Email
Password
Remember meForgot password?
    Log in with Twitter

article imageRio police help give favela kids a path

By Claire De Oliveira Neto (AFP)     Aug 13, 2016 in World

In a craggy back alley of the Providencia favela in central Rio, two dozen children and teenagers chat noisily while waiting for a military police van to take them for their first visit to the Olympic park.

"Behave during the trip!" says Christian Ribeiro, one of the police officers accompanying the young residents to see a basketball game there.

The 36-year-old, who has served in the military police since 1998, also teaches jiu-jitsu, training the youths as part of a Pacifying Police Unit (UPP) social program.

The neighborhood UPPs have been deployed since 2008 to "pacify" the city's main shantytowns controlled by drug traffickers ahead of the 2014 soccer World Cup and this year's Olympic Games.

Some 38 UPP units operate across 264 favelas, home to more than 1.5 million people.

Still, drug traffickers have recently made new inroads into some favelas without social services, triggering armed clashes with police.

"I've been giving them jiu-jitsu lessons since 2010," Ribeiro says of the youths. "It's hugely satisfying to see them progress from age 10 to 16 (without falling into drug use)."
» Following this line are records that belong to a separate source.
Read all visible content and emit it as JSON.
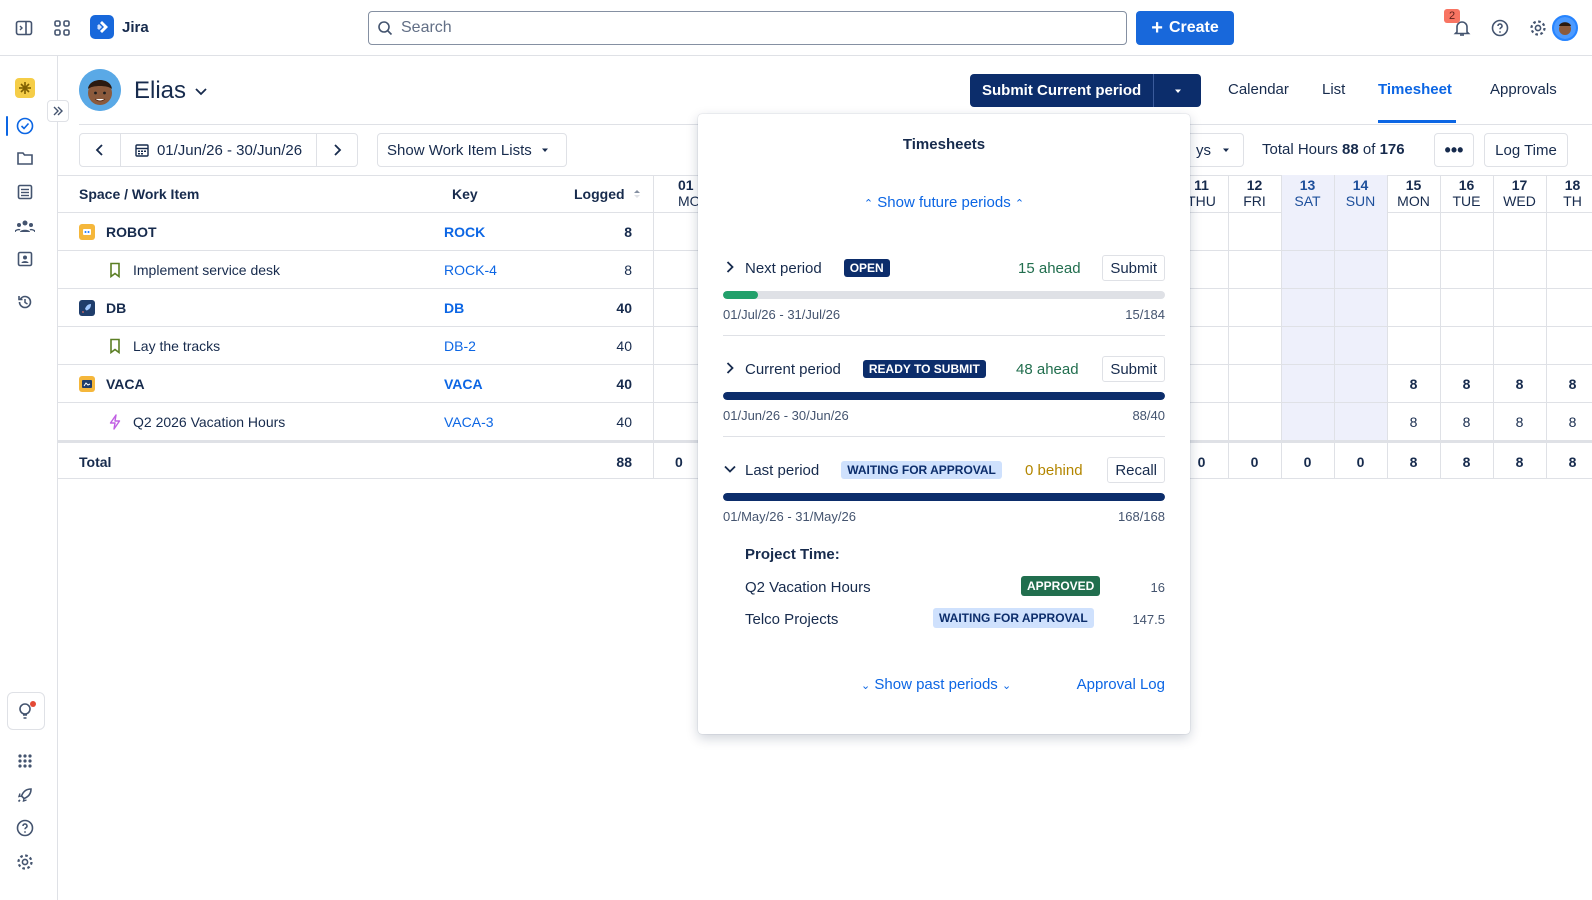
{
  "topbar": {
    "app_name": "Jira",
    "search_placeholder": "Search",
    "create_label": "Create",
    "notifications_count": "2"
  },
  "header": {
    "user_name": "Elias",
    "submit_label": "Submit Current period",
    "tabs": [
      {
        "label": "Calendar"
      },
      {
        "label": "List"
      },
      {
        "label": "Timesheet"
      },
      {
        "label": "Approvals"
      }
    ]
  },
  "toolbar": {
    "date_range": "01/Jun/26 - 30/Jun/26",
    "show_lists": "Show Work Item Lists",
    "days_partial": "ys",
    "total_hours_prefix": "Total Hours ",
    "total_logged": "88",
    "total_of": " of ",
    "total_capacity": "176",
    "more_label": "•••",
    "log_time": "Log Time"
  },
  "grid": {
    "headers": {
      "item": "Space / Work Item",
      "key": "Key",
      "logged": "Logged"
    },
    "first_day": {
      "num": "01",
      "dow": "MO"
    },
    "days": [
      {
        "num": "11",
        "dow": "THU",
        "weekend": false
      },
      {
        "num": "12",
        "dow": "FRI",
        "weekend": false
      },
      {
        "num": "13",
        "dow": "SAT",
        "weekend": true
      },
      {
        "num": "14",
        "dow": "SUN",
        "weekend": true
      },
      {
        "num": "15",
        "dow": "MON",
        "weekend": false
      },
      {
        "num": "16",
        "dow": "TUE",
        "weekend": false
      },
      {
        "num": "17",
        "dow": "WED",
        "weekend": false
      },
      {
        "num": "18",
        "dow": "TH",
        "weekend": false
      }
    ],
    "rows": [
      {
        "name": "ROBOT",
        "key": "ROCK",
        "logged": "8",
        "level": "space",
        "icon": "robot-project-icon",
        "days": [
          "",
          "",
          "",
          "",
          "",
          "",
          "",
          ""
        ]
      },
      {
        "name": "Implement service desk",
        "key": "ROCK-4",
        "logged": "8",
        "level": "item",
        "icon": "bookmark-icon",
        "days": [
          "",
          "",
          "",
          "",
          "",
          "",
          "",
          ""
        ]
      },
      {
        "name": "DB",
        "key": "DB",
        "logged": "40",
        "level": "space",
        "icon": "rocket-project-icon",
        "days": [
          "",
          "",
          "",
          "",
          "",
          "",
          "",
          ""
        ]
      },
      {
        "name": "Lay the tracks",
        "key": "DB-2",
        "logged": "40",
        "level": "item",
        "icon": "bookmark-icon",
        "days": [
          "",
          "",
          "",
          "",
          "",
          "",
          "",
          ""
        ]
      },
      {
        "name": "VACA",
        "key": "VACA",
        "logged": "40",
        "level": "space",
        "icon": "vacation-project-icon",
        "days": [
          "",
          "",
          "",
          "",
          "8",
          "8",
          "8",
          "8"
        ]
      },
      {
        "name": "Q2 2026 Vacation Hours",
        "key": "VACA-3",
        "logged": "40",
        "level": "item",
        "icon": "lightning-icon",
        "days": [
          "",
          "",
          "",
          "",
          "8",
          "8",
          "8",
          "8"
        ]
      }
    ],
    "total": {
      "label": "Total",
      "logged": "88",
      "first_day": "0",
      "days": [
        "0",
        "0",
        "0",
        "0",
        "8",
        "8",
        "8",
        "8"
      ]
    }
  },
  "popover": {
    "title": "Timesheets",
    "future_link": "Show future periods",
    "periods": [
      {
        "name": "Next period",
        "status": "OPEN",
        "ahead": "15 ahead",
        "action": "Submit",
        "dates": "01/Jul/26 - 31/Jul/26",
        "count": "15/184",
        "progress": 0.08,
        "bar_color": "#22a06b",
        "ahead_color": "#216e4e"
      },
      {
        "name": "Current period",
        "status": "READY TO SUBMIT",
        "ahead": "48 ahead",
        "action": "Submit",
        "dates": "01/Jun/26 - 30/Jun/26",
        "count": "88/40",
        "progress": 1.0,
        "bar_color": "#0c2d6b",
        "ahead_color": "#216e4e"
      },
      {
        "name": "Last period",
        "status": "WAITING FOR APPROVAL",
        "ahead": "0 behind",
        "action": "Recall",
        "dates": "01/May/26 - 31/May/26",
        "count": "168/168",
        "progress": 1.0,
        "bar_color": "#0c2d6b",
        "ahead_color": "#b38600"
      }
    ],
    "project_time_title": "Project Time:",
    "project_time": [
      {
        "name": "Q2 Vacation Hours",
        "status": "APPROVED",
        "value": "16"
      },
      {
        "name": "Telco Projects",
        "status": "WAITING FOR APPROVAL",
        "value": "147.5"
      }
    ],
    "past_link": "Show past periods",
    "approval_log": "Approval Log"
  }
}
"When they first come, they are very aggressive," he adds. "We transmit the values of sport, ethics to them."

One of the unit's students became world champion in the United States last year.

- More technique than strength -
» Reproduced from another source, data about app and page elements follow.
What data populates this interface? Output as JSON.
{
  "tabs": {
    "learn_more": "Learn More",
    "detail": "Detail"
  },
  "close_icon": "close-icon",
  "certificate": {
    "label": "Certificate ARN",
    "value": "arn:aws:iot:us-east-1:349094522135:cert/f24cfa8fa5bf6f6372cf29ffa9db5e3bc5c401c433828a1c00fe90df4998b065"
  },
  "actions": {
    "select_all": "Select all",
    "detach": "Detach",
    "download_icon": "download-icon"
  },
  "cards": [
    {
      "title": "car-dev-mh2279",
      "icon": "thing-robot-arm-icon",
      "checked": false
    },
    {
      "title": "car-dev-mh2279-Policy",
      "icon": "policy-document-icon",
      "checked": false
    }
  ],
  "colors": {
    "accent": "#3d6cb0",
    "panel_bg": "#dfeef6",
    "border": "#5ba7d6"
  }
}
Children attending a Jiu Jitsu course by the Pacification Police Unit (UPP) in the Morro da Providen...
Children attending a Jiu Jitsu course by the Pacification Police Unit (UPP) in the Morro da Providencia, downtown Rio, travel in police vans to the 2016 Olympic Games, in Brazil, on August 12, 2016
Tasso Marcelo, AFP/File

The police officers have ditched their uniforms and weapons for the trip, opting for jeans and t-shirts instead.

The visit to the Olympic park is part of the military police's 142 free community programs, which benefit more than 6,000 children, with 112 police involved.

The 40-kilometer (25-mile) journey takes place on roads reserved for Olympic participants, staff and accredited vehicles.

Just 10 minutes in, a tire on the first van explodes, forcing it to stop at the closest UPP station. After repairs, the convoy takes off again, sirens lit to speed down the corridor while the children sing at the top of their voices.

Suelen do Desterro, 19, has a purple jiu-jitsu belt. She took up the sport at the age of 14.

"Now I give lessons to the youngest kids," she says proudly. "City hall pays me. I've learned discipline, how to respect a schedule, honor commitments."

"It's a sport that requires more technique than sheer strength," she adds.

Patrick Sanches, 13, says that "for me, it changed everything."

"My behavior changed," he says. "I feel more secure and I am better behaved and polite as well. My parents now want me to do judo. They think I can compete at the next Olympic Games."

- 'Dream come true' -

Children attending a Jiu Jitsu course by the Pacification Police Unit (UPP) in the Morro da Providen...
Children attending a Jiu Jitsu course by the Pacification Police Unit (UPP) in the Morro da Providencia, downtown Rio, attend the 2016 Olympic Games in Brazil, on August 12, 2016
Tasso Marcelo, AFP/File

"We're here!" a child yells as the Olympic rings appear in front of the park.

Several minutes later, the group enters the gates and passes through metal detectors, arriving at Carioca Arena 1 to watch Australia play China.

A group of children from the City of God favela, made famous by Fernando Meirelles's eponymous 2002 film, pass through another gate nearby. Surrounded by police officers, they proudly chant "UPP, UPP!"

Finally, they enter the park and its sporting venues.

"That's for the rich!" exclaims Juliana Medina, marveling at the sprawling, top-rate installations. "It's a dream come true," the 12-year-old adds, taking her seat.

Rio state Public Security Secretary Jose Mariano Beltrame, also sitting on the bleachers, says the authorities are distributing 2,500 tickets for children to attend the Games.

"It's a project that involves two groups -- police officers and favela dwellers -- who previously could not live together," he tells AFP.

"But there's still a lot to be done."

More about oly, 2016, Bra, Crime, Poverty
More news from
Latest News
Top News